So, was feeling a bit under the weather yesterday so almost skipped the Live new season launch, but in the end was pleased I went, because I got a taste of a lot of shows – some of which might not seem my thing on paper, but fleshed out on stage became a lot more exciting.
There’s a ton of good stuff coming up at Live this season, from new writers, more established names, and both local and touring talent. There looks like a good selection of LGBTQ+ work, and plenty of work by artists of colour. And, maybe I’m imagining it, but there seems far more work by women this year – as writers and directors – which can only be a good thing.
So, what were my highlights?
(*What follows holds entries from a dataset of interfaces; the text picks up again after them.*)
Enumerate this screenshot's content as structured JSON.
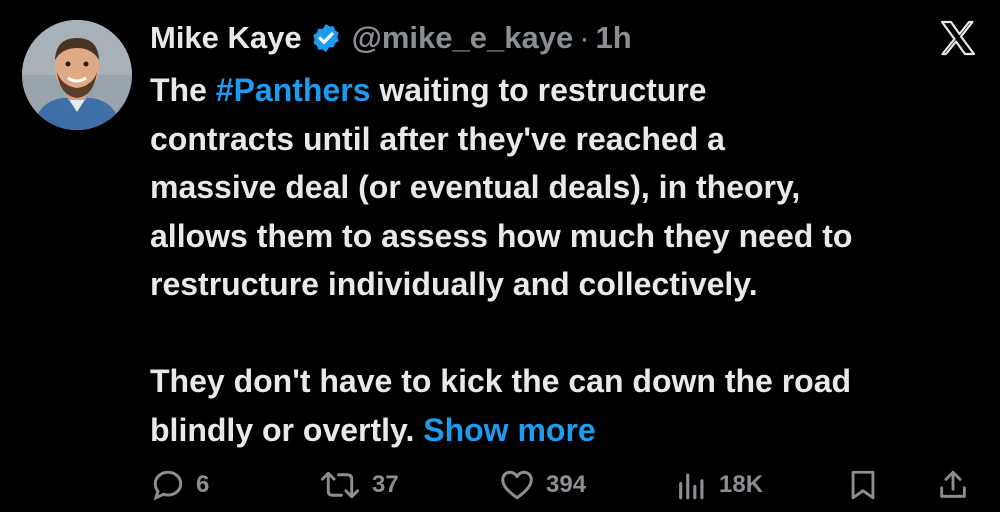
{
  "tweet": {
    "author_name": "Mike Kaye",
    "handle": "@mike_e_kaye",
    "separator": "·",
    "time": "1h",
    "body": {
      "line1_pre": "The ",
      "hashtag": "#Panthers",
      "line1_post": " waiting to restructure",
      "line2": "contracts until after they've reached a",
      "line3": "massive deal (or eventual deals), in theory,",
      "line4": "allows them to assess how much they need to",
      "line5": "restructure individually and collectively.",
      "line6": "They don't have to kick the can down the road",
      "line7_pre": "blindly or overtly. ",
      "show_more": "Show more"
    },
    "actions": {
      "replies": "6",
      "retweets": "37",
      "likes": "394",
      "views": "18K"
    }
  },
  "icons": {
    "verified": "verified-badge-icon",
    "logo": "x-logo-icon",
    "reply": "reply-icon",
    "retweet": "retweet-icon",
    "like": "heart-icon",
    "views": "views-icon",
    "bookmark": "bookmark-icon",
    "share": "share-icon"
  },
  "colors": {
    "background": "#000000",
    "text": "#e7e9ea",
    "secondary": "#8b8f94",
    "accent": "#1d9bf0"
  }
}
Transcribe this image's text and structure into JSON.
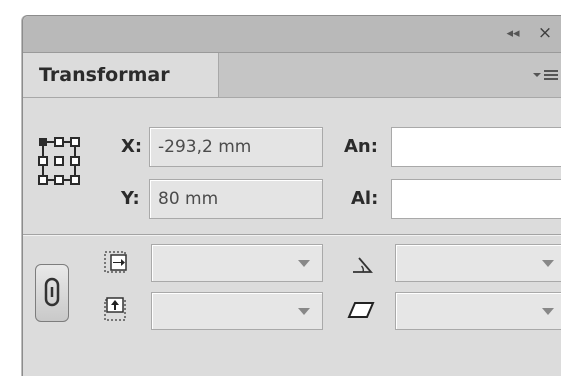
{
  "titlebar": {
    "collapse_icon": "double-left-chevron-icon",
    "collapse_glyph": "◂◂",
    "close_icon": "close-icon",
    "close_glyph": "×"
  },
  "panel": {
    "tab_label": "Transformar",
    "menu_icon": "panel-menu-icon"
  },
  "position": {
    "x_label": "X:",
    "x_value": "-293,2 mm",
    "y_label": "Y:",
    "y_value": "80 mm"
  },
  "size": {
    "width_label": "An:",
    "width_value": "",
    "height_label": "Al:",
    "height_value": ""
  },
  "scale": {
    "scale_x_icon": "horizontal-scale-icon",
    "scale_x_value": "",
    "scale_y_icon": "vertical-scale-icon",
    "scale_y_value": "",
    "constrain_icon": "link-proportions-icon"
  },
  "rotate": {
    "rotate_icon": "rotate-angle-icon",
    "rotate_value": "",
    "shear_icon": "shear-icon",
    "shear_value": ""
  },
  "reference_point": {
    "icon": "reference-point-grid-icon",
    "selected": "top-left"
  },
  "colors": {
    "panel_bg": "#dcdcdc",
    "titlebar_bg": "#b9b9b9",
    "field_bg": "#e4e4e4"
  }
}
Although technically not in the new season (which runs March-August), February sees the Queer and Now Festival, which is packed with great shows – I reviewed Wank Buddies last year at Elevator and while I’m still not sold on the title (sorry, guys), it’s a lovely wee show. There’s also a chance to go to a scratch night featuring work by a whole bunch of great artists. (I’ll be reviewing Riot Act next week – watch this space).
I saw a couple of shows at last year’s Elevator Festival, but my schedule this year will hopefully allow me to see more. I’m already booked into the Northern Generic Talk, and after seeing Lewis Jobson give a taste of his hilarious-looking show Redcoat last night, am looking forward to that. It’s a really great chance to see work before it goes out in the world (and don’t we all love a ‘I saw it before it was cool’ moment?) and the tickets are really affordable, so pop along.
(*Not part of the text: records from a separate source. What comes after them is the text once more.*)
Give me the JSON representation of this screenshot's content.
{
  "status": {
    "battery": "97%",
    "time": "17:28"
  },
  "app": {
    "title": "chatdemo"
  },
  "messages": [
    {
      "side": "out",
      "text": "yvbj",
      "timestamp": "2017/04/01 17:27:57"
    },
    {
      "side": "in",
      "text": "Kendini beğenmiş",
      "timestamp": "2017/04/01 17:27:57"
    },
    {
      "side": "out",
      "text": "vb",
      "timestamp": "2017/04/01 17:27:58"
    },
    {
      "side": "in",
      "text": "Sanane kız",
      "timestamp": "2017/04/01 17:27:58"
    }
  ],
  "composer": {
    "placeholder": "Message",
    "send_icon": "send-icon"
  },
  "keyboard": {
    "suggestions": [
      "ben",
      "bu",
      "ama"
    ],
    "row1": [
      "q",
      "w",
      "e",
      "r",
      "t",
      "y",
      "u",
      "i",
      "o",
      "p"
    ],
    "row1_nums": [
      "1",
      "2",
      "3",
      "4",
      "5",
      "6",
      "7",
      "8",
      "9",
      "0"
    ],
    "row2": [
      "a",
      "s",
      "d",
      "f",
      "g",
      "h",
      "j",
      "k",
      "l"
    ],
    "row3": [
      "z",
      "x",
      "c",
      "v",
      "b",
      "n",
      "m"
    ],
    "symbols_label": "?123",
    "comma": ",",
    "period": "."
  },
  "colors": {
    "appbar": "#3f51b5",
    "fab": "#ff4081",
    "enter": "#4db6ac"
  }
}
What else am I personally most keyed up about? The double bill of Braids and Cheer Up Slug in April looks right up my street. Both Olivia Hannah (Braids) and Tamsin Daisy Rees wrote short pieces in the Christmas Crackers show I saw a year back, and I was taken particularly with their dialogue – and both (on stage last night with their directors, Chinonyerem Odimba and Anna Ryder, respectively) gave us a taste of their shows that made me even more keen.
There’s a good selection of short-run shows, comedy (Your Aunt Fanny return with the splendidly titled Muff Said) and youth theatre showcases, talks and workshops.
(A slight aside: they plugged the company’s Live Tales programme, for youngsters, and this comes highly praised to me by the mother of a shy boy who was really nervous about going: “he was worried he wasn’t creative or talented enough”, she told me (I’m paraphrasing, obvs, since she told me a while ago – who am I, Sheldon Cooper? I don’t remember what everyone says exactly), “but they made him feel that what mattered wasn’t how good he was but that he was expressing himself, and it gave him a massive confidence boost.” So, y’know, consider it recommended from an Actual Parent.)
The main ‘big’ show of the season is based on / expanded from an earlier Elevator success, Ratboy; a new play called Children of the Night. (Again, not a title I love – maybe it’s because I write vampire books, but in my head, I’m saying it even now in a cod-Transylvanian accent. What sweet music they make! Mwah hah ha!) But written by Lee Mattinson, based on new associate artist Christina Berriman Dawson’s original idea (she is also dramaturg and co-directs with AD Joe Douglas), this Byker-set piece looks to have the makings of a big hit.
Anything there to tempt you? Get along to Live to find out more.